The ability to manage more than one credit card account and maintain a positive payment history looks great on your credit reports. Lenders may feel more confident working with you, knowing you’ve handled multiple credit lines well.
Rewards for different spending habits
With so many types of rewards credit cards, you may want to take advantage of more than one program to maximize your various spending. For example, if you spend a lot on groceries, you may want a cash back card with bonus categories for supermarket spending and other everyday purchases.
However, you may also want to use a travel rewards card to help offset the cost of your vacations. Also, if you travel frequently, you may get more from a co-branded airline credit card or hotel credit card.
Enjoy a variety of card benefits
Some credit card issuers offer features like extended warranties, travel insurance, cell phone protection, special discounts on partner services, balance transfer offers, or 0% introductory APR. You may be able to access more of these perks with multiple cards from different credit card companies — if chosen strategically through thorough research.
Cons of having multiple credit cards
Having multiple credit cards may not work for everyone, particularly those who struggle with personal finances. Here are some potential downsides to consider.
More due dates to remember
Payment history is the most important factor impacting your credit score, according to Experian, so it’s important to exercise caution when juggling multiple cards. Accidentally forgetting to make a payment or two can damage your credit score. Tip: Consider setting up automatic payments from your bank account for at least the minimum amount due on all of your accounts to help avoid late payments.
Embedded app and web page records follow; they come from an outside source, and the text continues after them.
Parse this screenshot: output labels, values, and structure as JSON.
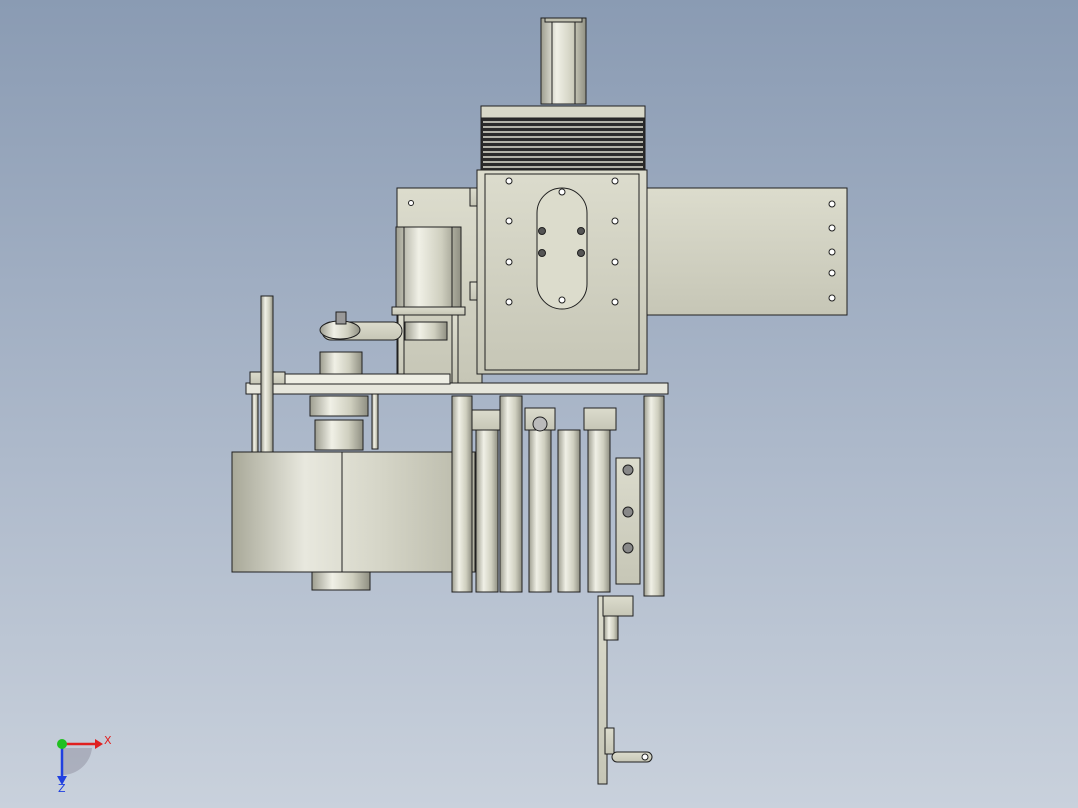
{
  "viewport": {
    "background_top": "#8a9bb3",
    "background_bottom": "#c9d1dc"
  },
  "triad": {
    "x_label": "X",
    "z_label": "Z",
    "x_color": "#e02020",
    "y_color": "#20c020",
    "z_color": "#2040e0"
  },
  "model": {
    "part_fill": "#d6d6c6",
    "part_shadow": "#b9b9a8",
    "edge_color": "#202020",
    "highlight": "#f2f2ea"
  }
}
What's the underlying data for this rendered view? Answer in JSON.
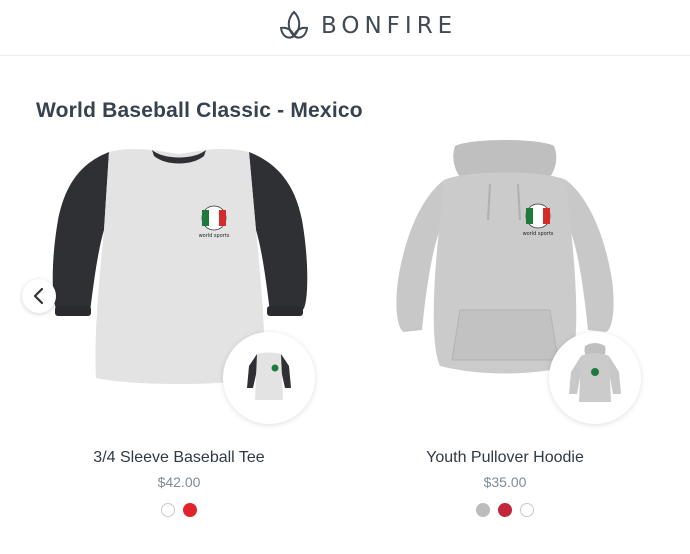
{
  "header": {
    "brand": "BONFIRE",
    "logo_icon": "bonfire-leaf-icon"
  },
  "collection": {
    "title": "World Baseball Classic - Mexico"
  },
  "carousel": {
    "prev_icon": "chevron-left-icon"
  },
  "products": [
    {
      "name": "3/4 Sleeve Baseball Tee",
      "price": "$42.00",
      "swatches": [
        {
          "color": "#ffffff",
          "border": "#c9c9c9",
          "selected": false
        },
        {
          "color": "#e0242b",
          "border": "#e0242b",
          "selected": true
        }
      ]
    },
    {
      "name": "Youth Pullover Hoodie",
      "price": "$35.00",
      "swatches": [
        {
          "color": "#bcbcbc",
          "border": "#bcbcbc",
          "selected": false
        },
        {
          "color": "#c2263a",
          "border": "#c2263a",
          "selected": true
        },
        {
          "color": "#ffffff",
          "border": "#c9c9c9",
          "selected": false
        }
      ]
    }
  ],
  "colors": {
    "title": "#36424e",
    "price": "#7f8c96",
    "tee_sleeve": "#2f3033",
    "tee_body": "#e3e3e3",
    "hoodie": "#c8c8c8"
  }
}
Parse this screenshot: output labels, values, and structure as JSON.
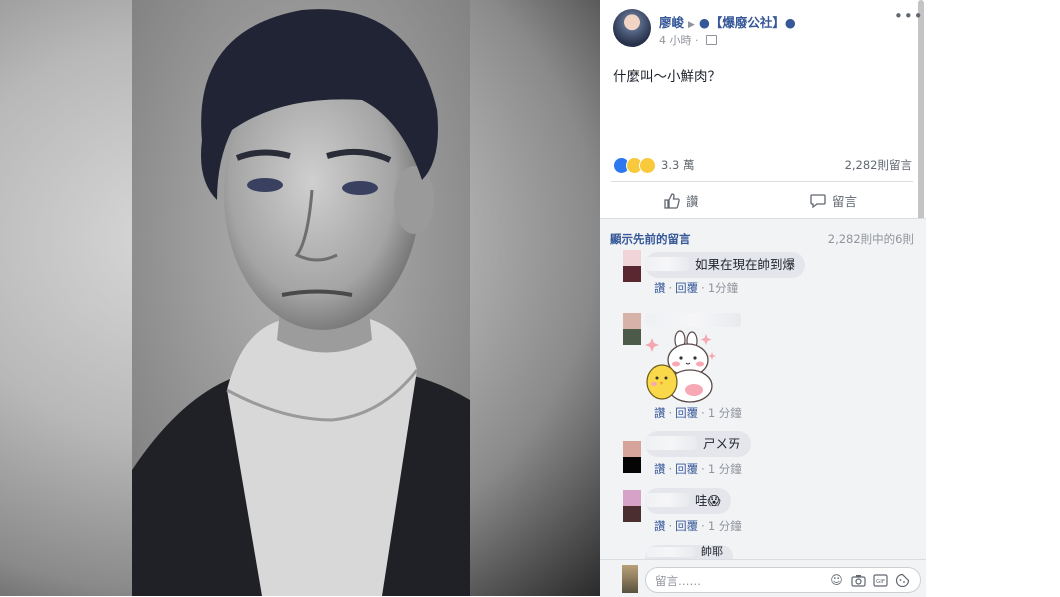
{
  "post": {
    "author": "廖峻",
    "page": "●【爆廢公社】●",
    "time": "4 小時",
    "text": "什麼叫～小鮮肉？",
    "reactions_count": "3.3 萬",
    "comments_count": "2,282則留言",
    "like_label": "讚",
    "comment_label": "留言"
  },
  "comments_section": {
    "prev_link": "顯示先前的留言",
    "range": "2,282則中的6則",
    "items": [
      {
        "text": "如果在現在帥到爆",
        "like": "讚",
        "reply": "回覆",
        "ago": "1分鐘"
      },
      {
        "text": "",
        "like": "讚",
        "reply": "回覆",
        "ago": "1 分鐘"
      },
      {
        "text": "ㄕㄨㄞ",
        "like": "讚",
        "reply": "回覆",
        "ago": "1 分鐘"
      },
      {
        "text": "哇😱",
        "like": "讚",
        "reply": "回覆",
        "ago": "1 分鐘"
      },
      {
        "text": "帥耶",
        "like": "",
        "reply": "",
        "ago": ""
      }
    ]
  },
  "composer": {
    "placeholder": "留言……"
  },
  "icons": [
    "more-icon",
    "privacy-icon",
    "like-icon",
    "comment-icon",
    "emoji-icon",
    "camera-icon",
    "gif-icon",
    "sticker-icon"
  ]
}
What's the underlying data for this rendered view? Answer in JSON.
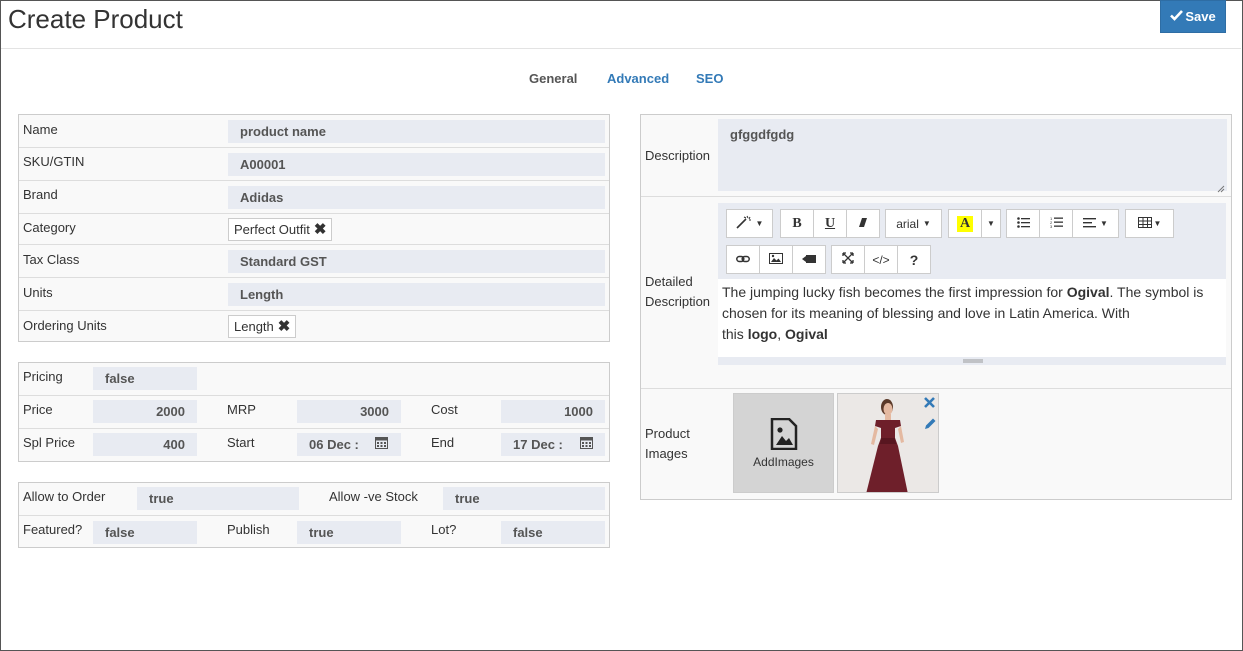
{
  "header": {
    "title": "Create Product",
    "save_label": "Save"
  },
  "tabs": [
    {
      "label": "General",
      "active": false
    },
    {
      "label": "Advanced",
      "active": true
    },
    {
      "label": "SEO",
      "active": true
    }
  ],
  "product": {
    "name_label": "Name",
    "name_placeholder": "product name",
    "sku_label": "SKU/GTIN",
    "sku_value": "A00001",
    "brand_label": "Brand",
    "brand_value": "Adidas",
    "category_label": "Category",
    "category_chip": "Perfect Outfit",
    "tax_label": "Tax Class",
    "tax_value": "Standard GST",
    "units_label": "Units",
    "units_value": "Length",
    "ordering_label": "Ordering Units",
    "ordering_chip": "Length"
  },
  "pricing": {
    "pricing_label": "Pricing",
    "pricing_value": "false",
    "price_label": "Price",
    "price_value": "2000",
    "mrp_label": "MRP",
    "mrp_value": "3000",
    "cost_label": "Cost",
    "cost_value": "1000",
    "spl_label": "Spl Price",
    "spl_value": "400",
    "start_label": "Start",
    "start_value": "06 Dec :",
    "end_label": "End",
    "end_value": "17 Dec :"
  },
  "flags": {
    "allow_order_label": "Allow to Order",
    "allow_order_value": "true",
    "allow_neg_label": "Allow -ve Stock",
    "allow_neg_value": "true",
    "featured_label": "Featured?",
    "featured_value": "false",
    "publish_label": "Publish",
    "publish_value": "true",
    "lot_label": "Lot?",
    "lot_value": "false"
  },
  "description": {
    "label": "Description",
    "value": "gfggdfgdg",
    "detailed_label_1": "Detailed",
    "detailed_label_2": "Description",
    "toolbar": {
      "font_name": "arial",
      "highlight_letter": "A",
      "bold": "B",
      "underline": "U",
      "help": "?",
      "code": "</>"
    },
    "body": {
      "t1": "The jumping lucky fish becomes the first impression for ",
      "b1": "Ogival",
      "t2": ". The symbol is chosen for its meaning of blessing and love in Latin America. With",
      "t3": "this ",
      "b2": "logo",
      "t4": ", ",
      "b3": "Ogival"
    }
  },
  "images": {
    "label_1": "Product",
    "label_2": "Images",
    "add_label": "AddImages"
  },
  "colors": {
    "accent": "#337ab7",
    "field_bg": "#e8ebf2",
    "highlight": "#ffff00",
    "dress": "#6e1f2a"
  },
  "icons": [
    "check-icon",
    "calendar-icon",
    "magic-wand-icon",
    "eraser-icon",
    "unordered-list-icon",
    "ordered-list-icon",
    "align-icon",
    "table-icon",
    "link-icon",
    "picture-icon",
    "video-icon",
    "fullscreen-icon",
    "image-icon",
    "close-icon",
    "pencil-icon"
  ]
}
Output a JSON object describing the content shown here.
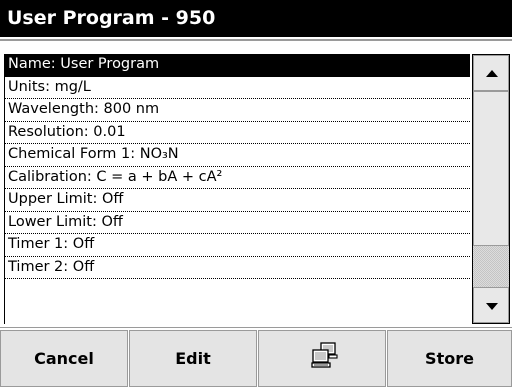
{
  "window": {
    "title": "User Program - 950"
  },
  "parameters": [
    {
      "label": "Name: User Program",
      "selected": true
    },
    {
      "label": "Units: mg/L",
      "selected": false
    },
    {
      "label": "Wavelength: 800 nm",
      "selected": false
    },
    {
      "label": "Resolution: 0.01",
      "selected": false
    },
    {
      "label": "Chemical Form 1: NO₃N",
      "selected": false
    },
    {
      "label": "Calibration: C = a + bA + cA²",
      "selected": false
    },
    {
      "label": "Upper Limit: Off",
      "selected": false
    },
    {
      "label": "Lower Limit: Off",
      "selected": false
    },
    {
      "label": "Timer 1: Off",
      "selected": false
    },
    {
      "label": "Timer 2: Off",
      "selected": false
    }
  ],
  "scrollbar": {
    "up_icon": "arrow-up-icon",
    "down_icon": "arrow-down-icon"
  },
  "buttons": {
    "cancel_label": "Cancel",
    "edit_label": "Edit",
    "pc_icon": "computer-icon",
    "store_label": "Store"
  },
  "colors": {
    "title_background": "#000000",
    "title_text": "#ffffff",
    "selected_row_background": "#000000",
    "button_background": "#e4e4e4"
  }
}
Requires effort to earn certain rewards
Whether it’s remembering to opt into quarterly bonus categories, keeping track of which card offers the best rewards rate for a particular type of purchase, or understanding various redemption options, staying on top of changing offers on several cards requires time and attention.
Potential for overspending
With great credit power comes great credit responsibility. There is the potential to run up balances on several cards with high interest rates, which can lead to struggles paying down the balances.
Managing different credit cards
People often focus on finding the one best credit card, but in some cases, it makes more sense to choose a few different credit cards that collectively help you achieve your financial goals. If you decide to go that route, it’s important to manage each credit card account carefully. Consider these strategies.
Monitor credit card balances
Of course, you don’t want to let debt get out of control and beyond your means to pay it back.
Take the time to understand rewards programs
Every rewards card is different, and you may lose out on potential value because you forget to opt into a benefit or weren’t aware of program changes.
Evaluate your cards each year
You may outgrow certain credit cards because your lifestyle changes. For example, if you move across the country, you may consider applying for a new credit card with travel rewards because you plan to frequently travel back home.
Keep tabs on your credit reports and credit score
The more credit card accounts you have, the more potential there is for fraud or identity theft, especially if you don’t monitor your accounts regularly. You can obtain your credit reports and credit scores for free, often from the card issuer, so take advantage of those tools.
Is it good to have multiple credit cards?
Whether or not it’s good to own multiple credit cards depends on your spending style and ability to manage your finances. The bottom line is that credit cards can help you build credit and offer conveniences and perks that you can’t get from only using cash.